Proceedings from the International Telemetering Conference are made available by the International Foundation for Telemetering and the University of Arizona Libraries. Visit http://www.telemetry.org/index.php/contact-us if you have questions about items in this collection.
Publisher:
International Foundation for Telemetering
Journal:
International Telemetering Conference Proceedings
Abstract:
As more satellite ground station systems use the Internet as a means of connectivity, the security of the ground stations and data transferred between stations becomes a growing concern. Possible solutions include software-level password authentication, link encryption, IP filtering, and several others. Many of these methods are being implemented in many different applications. SSH (Secure Shell) tunneling is one specific method that ensures a highly encrypted data link between computers on the Internet.
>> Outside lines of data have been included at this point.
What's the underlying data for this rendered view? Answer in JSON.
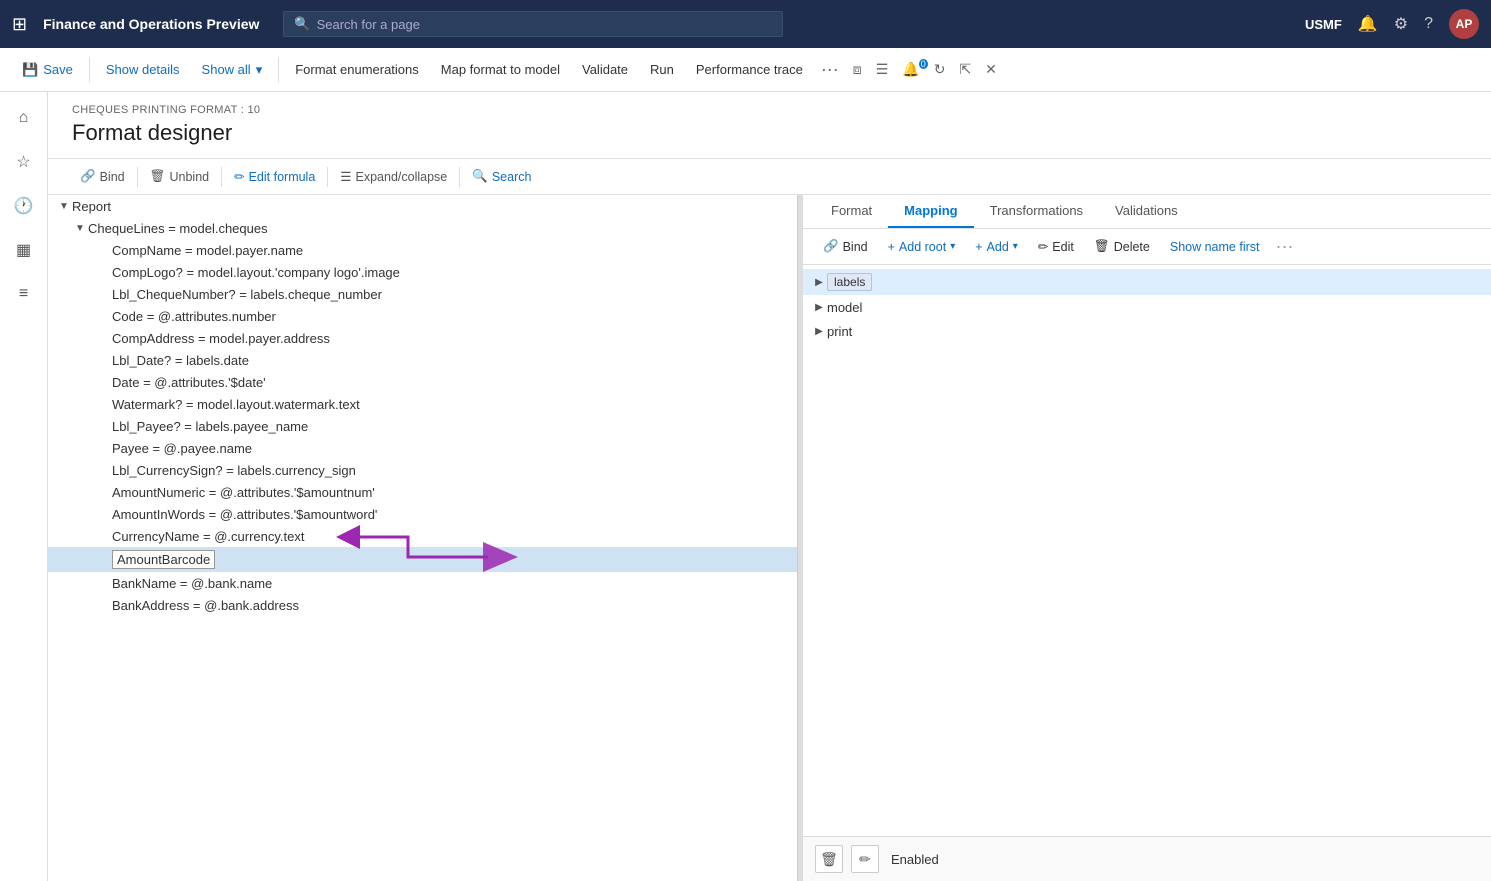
{
  "app": {
    "title": "Finance and Operations Preview",
    "search_placeholder": "Search for a page",
    "user": "USMF",
    "avatar": "AP"
  },
  "toolbar": {
    "save_label": "Save",
    "show_details_label": "Show details",
    "show_all_label": "Show all",
    "format_enumerations_label": "Format enumerations",
    "map_format_to_model_label": "Map format to model",
    "validate_label": "Validate",
    "run_label": "Run",
    "performance_trace_label": "Performance trace"
  },
  "page": {
    "breadcrumb": "CHEQUES PRINTING FORMAT : 10",
    "title": "Format designer"
  },
  "sub_toolbar": {
    "bind_label": "Bind",
    "unbind_label": "Unbind",
    "edit_formula_label": "Edit formula",
    "expand_collapse_label": "Expand/collapse",
    "search_label": "Search"
  },
  "mapping_tabs": {
    "tabs": [
      {
        "id": "format",
        "label": "Format"
      },
      {
        "id": "mapping",
        "label": "Mapping"
      },
      {
        "id": "transformations",
        "label": "Transformations"
      },
      {
        "id": "validations",
        "label": "Validations"
      }
    ],
    "active": "mapping"
  },
  "mapping_toolbar": {
    "bind_label": "Bind",
    "add_root_label": "Add root",
    "add_label": "Add",
    "edit_label": "Edit",
    "delete_label": "Delete",
    "show_name_first_label": "Show name first",
    "more_label": "..."
  },
  "tree": {
    "items": [
      {
        "id": "report",
        "indent": 0,
        "toggle": "▼",
        "label": "Report",
        "selected": false
      },
      {
        "id": "cheque_lines",
        "indent": 1,
        "toggle": "▼",
        "label": "ChequeLines = model.cheques",
        "selected": false
      },
      {
        "id": "comp_name",
        "indent": 2,
        "toggle": "",
        "label": "CompName = model.payer.name",
        "selected": false
      },
      {
        "id": "comp_logo",
        "indent": 2,
        "toggle": "",
        "label": "CompLogo? = model.layout.'company logo'.image",
        "selected": false
      },
      {
        "id": "lbl_cheque_number",
        "indent": 2,
        "toggle": "",
        "label": "Lbl_ChequeNumber? = labels.cheque_number",
        "selected": false
      },
      {
        "id": "code",
        "indent": 2,
        "toggle": "",
        "label": "Code = @.attributes.number",
        "selected": false
      },
      {
        "id": "comp_address",
        "indent": 2,
        "toggle": "",
        "label": "CompAddress = model.payer.address",
        "selected": false
      },
      {
        "id": "lbl_date",
        "indent": 2,
        "toggle": "",
        "label": "Lbl_Date? = labels.date",
        "selected": false
      },
      {
        "id": "date",
        "indent": 2,
        "toggle": "",
        "label": "Date = @.attributes.'$date'",
        "selected": false
      },
      {
        "id": "watermark",
        "indent": 2,
        "toggle": "",
        "label": "Watermark? = model.layout.watermark.text",
        "selected": false
      },
      {
        "id": "lbl_payee",
        "indent": 2,
        "toggle": "",
        "label": "Lbl_Payee? = labels.payee_name",
        "selected": false
      },
      {
        "id": "payee",
        "indent": 2,
        "toggle": "",
        "label": "Payee = @.payee.name",
        "selected": false
      },
      {
        "id": "lbl_currency_sign",
        "indent": 2,
        "toggle": "",
        "label": "Lbl_CurrencySign? = labels.currency_sign",
        "selected": false
      },
      {
        "id": "amount_numeric",
        "indent": 2,
        "toggle": "",
        "label": "AmountNumeric = @.attributes.'$amountnum'",
        "selected": false
      },
      {
        "id": "amount_in_words",
        "indent": 2,
        "toggle": "",
        "label": "AmountInWords = @.attributes.'$amountword'",
        "selected": false
      },
      {
        "id": "currency_name",
        "indent": 2,
        "toggle": "",
        "label": "CurrencyName = @.currency.text",
        "selected": false
      },
      {
        "id": "amount_barcode",
        "indent": 2,
        "toggle": "",
        "label": "AmountBarcode",
        "selected": true
      },
      {
        "id": "bank_name",
        "indent": 2,
        "toggle": "",
        "label": "BankName = @.bank.name",
        "selected": false
      },
      {
        "id": "bank_address",
        "indent": 2,
        "toggle": "",
        "label": "BankAddress = @.bank.address",
        "selected": false
      }
    ]
  },
  "mapping_tree": {
    "items": [
      {
        "id": "labels",
        "indent": 0,
        "toggle": "▶",
        "label": "labels",
        "type": "node",
        "selected": true
      },
      {
        "id": "model",
        "indent": 0,
        "toggle": "▶",
        "label": "model",
        "type": "plain",
        "selected": false
      },
      {
        "id": "print",
        "indent": 0,
        "toggle": "▶",
        "label": "print",
        "type": "plain",
        "selected": false
      }
    ]
  },
  "footer": {
    "status_label": "Enabled",
    "delete_icon": "🗑",
    "edit_icon": "✏"
  }
}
It is used every day by individuals and organizations that want to ensure the security of the data they are transferring over the Internet. This paper describes the security requirements of a specific example of a ground station network, how SSH can be implemented into the existing system, software configuration, and operational testing of the revised ground network.
Keywords:
Space Telemetry; Satellite Networking; Scalable Networking; Ground Station; Nanosatellite; Security; Encryption; Secure Link
Sponsors:
International Foundation for Telemetering
ISSN:
0884-5123; 0074-9079
Additional Links:
http://www.telemetry.org/

Full metadata record

DC FieldValue Language
dc.language.isoen_USen
dc.titleSATELLITE GROUND STATION SECURITY USING SSH TUNNELINGen_US
dc.contributor.authorMauldin, Kendallen
dc.contributor.advisorHoran, Stephenen
dc.contributor.departmentNew Mexico State Universityen
dc.date.issued2003-10en
dc.rightsCopyright © International Foundation for Telemeteringen
dc.description.collectioninformationProceedings from the International Telemetering Conference are made available by the International Foundation for Telemetering and the University of Arizona Libraries. Visit http://www.telemetry.org/index.php/contact-us if you have questions about items in this collection.en
dc.publisherInternational Foundation for Telemeteringen
dc.description.abstractAs more satellite ground station systems use the Internet as a means of connectivity, the security of the ground stations and data transferred between stations becomes a growing concern. Possible solutions include software-level password authentication, link encryption, IP filtering, and several others. Many of these methods are being implemented in many different applications. SSH (Secure Shell) tunneling is one specific method that ensures a highly encrypted data link between computers on the Internet. It is used every day by individuals and organizations that want to ensure the security of the data they are transferring over the Internet. This paper describes the security requirements of a specific example of a ground station network, how SSH can be implemented into the existing system, software configuration, and operational testing of the revised ground network.en
dc.subjectSpace Telemetryen
dc.subjectSatellite Networkingen
dc.subjectScalable Networkingen
dc.subjectGround Stationen
dc.subjectNanosatelliteen
dc.subjectSecurityen
dc.subjectEncryptionen
dc.subjectSecure Linken
dc.description.sponsorshipInternational Foundation for Telemeteringen
dc.identifier.issn0884-5123en
dc.identifier.issn0074-9079en
dc.identifier.urihttp://hdl.handle.net/10150/605566en
dc.identifier.journalInternational Telemetering Conference Proceedingsen
dc.typetexten
dc.typeProceedingsen
dc.relation.urlhttp://www.telemetry.org/en
All Items in UA Campus Repository are protected by copyright, with all rights reserved, unless otherwise indicated.